Start of Dataset content

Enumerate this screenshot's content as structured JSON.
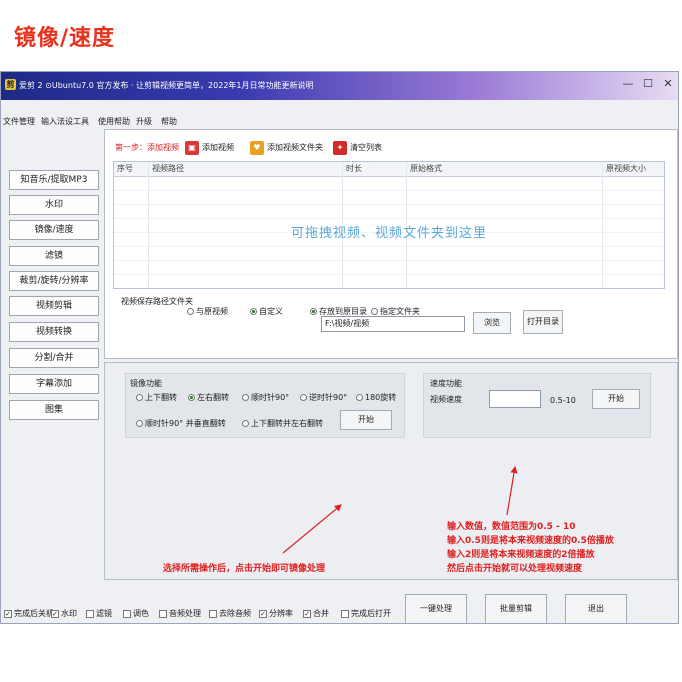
{
  "heading": "镜像/速度",
  "window": {
    "title": "爱剪 2 ⊙Ubuntu7.0 官方发布 · 让剪辑视频更简单，2022年1月日常功能更新说明",
    "app_icon": "剪",
    "minimize": "—",
    "maximize": "☐",
    "close": "✕"
  },
  "menu": [
    "文件管理",
    "输入法设工具",
    "使用帮助",
    "升级",
    "帮助"
  ],
  "sidebar": [
    "知音乐/提取MP3",
    "水印",
    "镜像/速度",
    "滤镜",
    "裁剪/旋转/分辨率",
    "视频剪辑",
    "视频转换",
    "分割/合并",
    "字幕添加",
    "图集"
  ],
  "toolbar": {
    "step": "第一步：添加视频",
    "add_video": "添加视频",
    "add_folder": "添加视频文件夹",
    "clear": "清空列表"
  },
  "table": {
    "columns": [
      "序号",
      "视频路径",
      "时长",
      "原始格式",
      "原视频大小"
    ],
    "drop_hint": "可拖拽视频、视频文件夹到这里"
  },
  "output": {
    "label": "视频保存路径文件夹",
    "options": [
      "与原视频",
      "自定义",
      "存放到原目录",
      "指定文件夹"
    ],
    "path": "F:\\视频/视频",
    "browse": "浏览",
    "open_dir": "打开目录"
  },
  "mirror": {
    "title": "镜像功能",
    "options": [
      "上下翻转",
      "左右翻转",
      "顺时针90°",
      "逆时针90°",
      "180旋转",
      "顺时针90° 并垂直翻转",
      "上下翻转并左右翻转"
    ],
    "start": "开始"
  },
  "speed": {
    "title": "速度功能",
    "label": "视频速度",
    "value": "",
    "unit": "0.5-10",
    "start": "开始"
  },
  "annotations": {
    "left": "选择所需操作后，点击开始即可镜像处理",
    "right": [
      "输入数值，数值范围为0.5 - 10",
      "输入0.5则是将本来视频速度的0.5倍播放",
      "输入2则是将本来视频速度的2倍播放",
      "然后点击开始就可以处理视频速度"
    ]
  },
  "footer": {
    "checks": [
      "完成后关机",
      "水印",
      "滤镜",
      "调色",
      "音频处理",
      "去除音频",
      "分辨率",
      "合并",
      "完成后打开"
    ],
    "buttons": [
      "一键处理",
      "批量剪辑",
      "退出"
    ]
  },
  "colors": {
    "heading": "#e8321e",
    "annotation": "#e02020",
    "hint": "#5aa8d8"
  }
}
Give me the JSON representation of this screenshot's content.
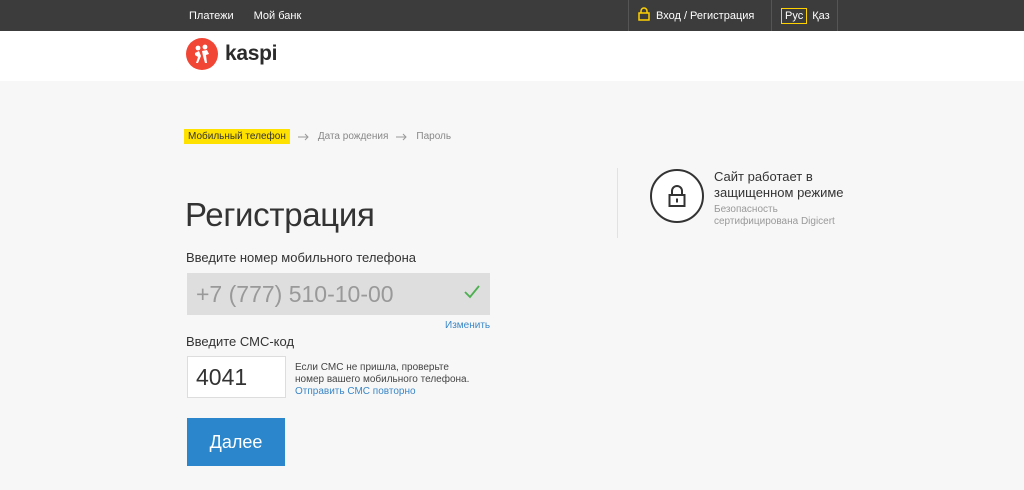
{
  "topbar": {
    "nav": [
      "Платежи",
      "Мой банк"
    ],
    "login_label": "Вход / Регистрация",
    "lang_active": "Рус",
    "lang_other": "Қаз"
  },
  "header": {
    "logo_text": "kaspi"
  },
  "steps": [
    "Мобильный телефон",
    "Дата рождения",
    "Пароль"
  ],
  "form": {
    "title": "Регистрация",
    "phone_label": "Введите номер мобильного телефона",
    "phone_value": "+7 (777) 510-10-00",
    "change_link": "Изменить",
    "sms_label": "Введите СМС-код",
    "sms_value": "4041",
    "sms_note": "Если СМС не пришла, проверьте номер вашего мобильного телефона.",
    "resend_link": "Отправить СМС повторно",
    "next_button": "Далее"
  },
  "security": {
    "title": "Сайт работает в защищенном режиме",
    "note": "Безопасность сертифицирована Digicert"
  },
  "colors": {
    "accent": "#2b86cb",
    "brand": "#f14635",
    "highlight": "#ffe100",
    "topbar": "#3c3c3c"
  }
}
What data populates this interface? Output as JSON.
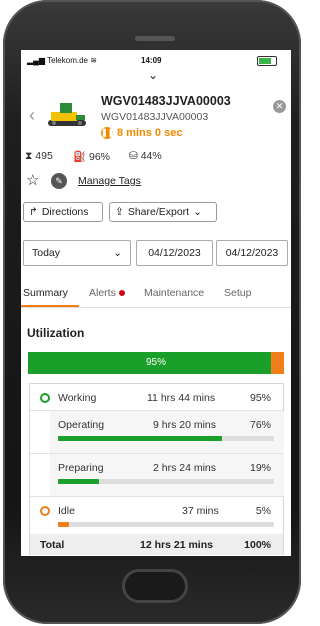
{
  "status_bar": {
    "carrier": "Telekom.de",
    "time": "14:09"
  },
  "machine": {
    "id": "WGV01483JJVA00003",
    "serial": "WGV01483JJVA00003",
    "state_text": "8 mins 0 sec",
    "hours": "495",
    "fuel": "96%",
    "def": "44%"
  },
  "actions": {
    "manage_tags": "Manage Tags",
    "directions": "Directions",
    "share_export": "Share/Export"
  },
  "filters": {
    "range": "Today",
    "start_date": "04/12/2023",
    "end_date": "04/12/2023"
  },
  "tabs": [
    "Summary",
    "Alerts",
    "Maintenance",
    "Setup"
  ],
  "utilization": {
    "title": "Utilization",
    "percent_label": "95%",
    "used_fraction": 0.95,
    "rows": [
      {
        "label": "Working",
        "time": "11 hrs 44 mins",
        "pct": "95%",
        "value": 95,
        "kind": "main",
        "dot": "green"
      },
      {
        "label": "Operating",
        "time": "9 hrs 20 mins",
        "pct": "76%",
        "value": 76,
        "kind": "sub",
        "color": "#1a9f2a"
      },
      {
        "label": "Preparing",
        "time": "2 hrs 24 mins",
        "pct": "19%",
        "value": 19,
        "kind": "sub",
        "color": "#1a9f2a"
      },
      {
        "label": "Idle",
        "time": "37 mins",
        "pct": "5%",
        "value": 5,
        "kind": "idle",
        "dot": "orange",
        "color": "#f07f1a"
      }
    ],
    "total": {
      "label": "Total",
      "time": "12 hrs 21 mins",
      "pct": "100%"
    }
  },
  "colors": {
    "green": "#1a9f2a",
    "orange": "#f07f1a",
    "alert_red": "#d0021b"
  }
}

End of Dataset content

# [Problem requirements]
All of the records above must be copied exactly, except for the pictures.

# [Exercise output]
Enumerate this screenshot's content as structured JSON.
{
  "heading": "镜像/速度",
  "window": {
    "title": "爱剪 2 ⊙Ubuntu7.0 官方发布 · 让剪辑视频更简单，2022年1月日常功能更新说明",
    "app_icon": "剪",
    "minimize": "—",
    "maximize": "☐",
    "close": "✕"
  },
  "menu": [
    "文件管理",
    "输入法设工具",
    "使用帮助",
    "升级",
    "帮助"
  ],
  "sidebar": [
    "知音乐/提取MP3",
    "水印",
    "镜像/速度",
    "滤镜",
    "裁剪/旋转/分辨率",
    "视频剪辑",
    "视频转换",
    "分割/合并",
    "字幕添加",
    "图集"
  ],
  "toolbar": {
    "step": "第一步：添加视频",
    "add_video": "添加视频",
    "add_folder": "添加视频文件夹",
    "clear": "清空列表"
  },
  "table": {
    "columns": [
      "序号",
      "视频路径",
      "时长",
      "原始格式",
      "原视频大小"
    ],
    "drop_hint": "可拖拽视频、视频文件夹到这里"
  },
  "output": {
    "label": "视频保存路径文件夹",
    "options": [
      "与原视频",
      "自定义",
      "存放到原目录",
      "指定文件夹"
    ],
    "path": "F:\\视频/视频",
    "browse": "浏览",
    "open_dir": "打开目录"
  },
  "mirror": {
    "title": "镜像功能",
    "options": [
      "上下翻转",
      "左右翻转",
      "顺时针90°",
      "逆时针90°",
      "180旋转",
      "顺时针90° 并垂直翻转",
      "上下翻转并左右翻转"
    ],
    "start": "开始"
  },
  "speed": {
    "title": "速度功能",
    "label": "视频速度",
    "value": "",
    "unit": "0.5-10",
    "start": "开始"
  },
  "annotations": {
    "left": "选择所需操作后，点击开始即可镜像处理",
    "right": [
      "输入数值，数值范围为0.5 - 10",
      "输入0.5则是将本来视频速度的0.5倍播放",
      "输入2则是将本来视频速度的2倍播放",
      "然后点击开始就可以处理视频速度"
    ]
  },
  "footer": {
    "checks": [
      "完成后关机",
      "水印",
      "滤镜",
      "调色",
      "音频处理",
      "去除音频",
      "分辨率",
      "合并",
      "完成后打开"
    ],
    "buttons": [
      "一键处理",
      "批量剪辑",
      "退出"
    ]
  },
  "colors": {
    "heading": "#e8321e",
    "annotation": "#e02020",
    "hint": "#5aa8d8"
  }
}
Give me the JSON representation of this screenshot's content.
{
  "topbar": {
    "nav": [
      "Платежи",
      "Мой банк"
    ],
    "login_label": "Вход / Регистрация",
    "lang_active": "Рус",
    "lang_other": "Қаз"
  },
  "header": {
    "logo_text": "kaspi"
  },
  "steps": [
    "Мобильный телефон",
    "Дата рождения",
    "Пароль"
  ],
  "form": {
    "title": "Регистрация",
    "phone_label": "Введите номер мобильного телефона",
    "phone_value": "+7 (777) 510-10-00",
    "change_link": "Изменить",
    "sms_label": "Введите СМС-код",
    "sms_value": "4041",
    "sms_note": "Если СМС не пришла, проверьте номер вашего мобильного телефона.",
    "resend_link": "Отправить СМС повторно",
    "next_button": "Далее"
  },
  "security": {
    "title": "Сайт работает в защищенном режиме",
    "note": "Безопасность сертифицирована Digicert"
  },
  "colors": {
    "accent": "#2b86cb",
    "brand": "#f14635",
    "highlight": "#ffe100",
    "topbar": "#3c3c3c"
  }
}
What data populates this interface? Output as JSON.
{
  "status_bar": {
    "carrier": "Telekom.de",
    "time": "14:09"
  },
  "machine": {
    "id": "WGV01483JJVA00003",
    "serial": "WGV01483JJVA00003",
    "state_text": "8 mins 0 sec",
    "hours": "495",
    "fuel": "96%",
    "def": "44%"
  },
  "actions": {
    "manage_tags": "Manage Tags",
    "directions": "Directions",
    "share_export": "Share/Export"
  },
  "filters": {
    "range": "Today",
    "start_date": "04/12/2023",
    "end_date": "04/12/2023"
  },
  "tabs": [
    "Summary",
    "Alerts",
    "Maintenance",
    "Setup"
  ],
  "utilization": {
    "title": "Utilization",
    "percent_label": "95%",
    "used_fraction": 0.95,
    "rows": [
      {
        "label": "Working",
        "time": "11 hrs 44 mins",
        "pct": "95%",
        "value": 95,
        "kind": "main",
        "dot": "green"
      },
      {
        "label": "Operating",
        "time": "9 hrs 20 mins",
        "pct": "76%",
        "value": 76,
        "kind": "sub",
        "color": "#1a9f2a"
      },
      {
        "label": "Preparing",
        "time": "2 hrs 24 mins",
        "pct": "19%",
        "value": 19,
        "kind": "sub",
        "color": "#1a9f2a"
      },
      {
        "label": "Idle",
        "time": "37 mins",
        "pct": "5%",
        "value": 5,
        "kind": "idle",
        "dot": "orange",
        "color": "#f07f1a"
      }
    ],
    "total": {
      "label": "Total",
      "time": "12 hrs 21 mins",
      "pct": "100%"
    }
  },
  "colors": {
    "green": "#1a9f2a",
    "orange": "#f07f1a",
    "alert_red": "#d0021b"
  }
}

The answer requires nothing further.